Those are the types of numbers you’d expect from Alabama against the Citadel.
Moving forward, Tech’s defensive backs must get up and challenge wide receivers at the line of scrimmage. Too often on Saturday, Syracuse wideouts had several yards of cushion. That led to some easy pitch-and-catch from Dungey to his receivers.
Mobile Quarterbacks Continue to Haunt the Hokies
It’s not uncommon for athletic quarterbacks to wreak havoc these days. With so much read-option, dual-threat passers are often hard to contain.
For Virginia Tech, though, these athletic quarterbacks continue to confound Foster and his troops on an annual basis. Generally, great coordinators such as Foster find ways to neutralize the opposition. However, Foster never appears to have an answer for these type of quarterbacks.
Dungey rushed for 106 yards on Saturday. In the past four years, nine quarterbacks have rushed for over 100 yards against VT. Tech is 0-9 in those games. Dungey is the second passer this season to go over 100 yards against the Hokies. Joshua Dobbs did it in Week 2 in Tennessee’s win.
Foster needs to fix this—and fast.
Jerod Evans Continues Solid Season
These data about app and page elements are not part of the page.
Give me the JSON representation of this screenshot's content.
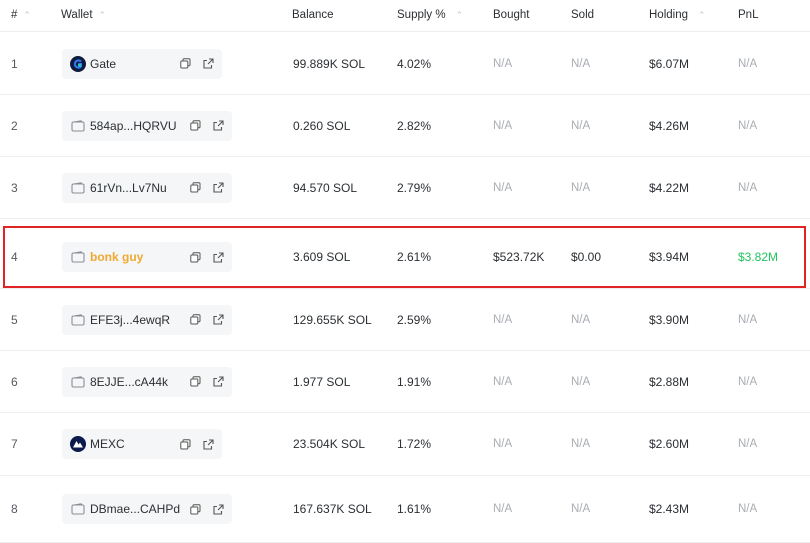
{
  "header": {
    "index": "#",
    "wallet": "Wallet",
    "balance": "Balance",
    "supply": "Supply %",
    "bought": "Bought",
    "sold": "Sold",
    "holding": "Holding",
    "pnl": "PnL"
  },
  "rows": [
    {
      "index": "1",
      "wallet": "Gate",
      "icon": "gate-logo-icon",
      "balance": "99.889K SOL",
      "supply": "4.02%",
      "bought": "N/A",
      "sold": "N/A",
      "holding": "$6.07M",
      "pnl": "N/A"
    },
    {
      "index": "2",
      "wallet": "584ap...HQRVU",
      "icon": "wallet-icon",
      "balance": "0.260 SOL",
      "supply": "2.82%",
      "bought": "N/A",
      "sold": "N/A",
      "holding": "$4.26M",
      "pnl": "N/A"
    },
    {
      "index": "3",
      "wallet": "61rVn...Lv7Nu",
      "icon": "wallet-icon",
      "balance": "94.570 SOL",
      "supply": "2.79%",
      "bought": "N/A",
      "sold": "N/A",
      "holding": "$4.22M",
      "pnl": "N/A"
    },
    {
      "index": "4",
      "wallet": "bonk guy",
      "icon": "wallet-icon",
      "balance": "3.609 SOL",
      "supply": "2.61%",
      "bought": "$523.72K",
      "sold": "$0.00",
      "holding": "$3.94M",
      "pnl": "$3.82M"
    },
    {
      "index": "5",
      "wallet": "EFE3j...4ewqR",
      "icon": "wallet-icon",
      "balance": "129.655K SOL",
      "supply": "2.59%",
      "bought": "N/A",
      "sold": "N/A",
      "holding": "$3.90M",
      "pnl": "N/A"
    },
    {
      "index": "6",
      "wallet": "8EJJE...cA44k",
      "icon": "wallet-icon",
      "balance": "1.977 SOL",
      "supply": "1.91%",
      "bought": "N/A",
      "sold": "N/A",
      "holding": "$2.88M",
      "pnl": "N/A"
    },
    {
      "index": "7",
      "wallet": "MEXC",
      "icon": "mexc-logo-icon",
      "balance": "23.504K SOL",
      "supply": "1.72%",
      "bought": "N/A",
      "sold": "N/A",
      "holding": "$2.60M",
      "pnl": "N/A"
    },
    {
      "index": "8",
      "wallet": "DBmae...CAHPd",
      "icon": "wallet-icon",
      "balance": "167.637K SOL",
      "supply": "1.61%",
      "bought": "N/A",
      "sold": "N/A",
      "holding": "$2.43M",
      "pnl": "N/A"
    }
  ],
  "colors": {
    "highlight_border": "#e02424",
    "highlight_name": "#f0a830",
    "pnl_positive": "#22c55e",
    "na_text": "#a9adb3"
  }
}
Evans had his moments on Saturday. He missed a few throws, but took care of the football for the most part. He did throw one pick—just his second of the season. On the year, Evans is completing 63 percent of his passes with 17 touchdowns. He’s also second on the team in rushing with 319 yards and two more scores.
Coming into the season, the quarterback position was a major question mark for the Hokies. Evans has assuaged those concerns with a strong performance. His command of the offense is excellent.
What Tech needs more from Evans in the second half of the season is for him to be more accurate down the field. He’s missed Isaiah Ford several times deep. If Evans can shore this part of his game up, it could help the running game, too.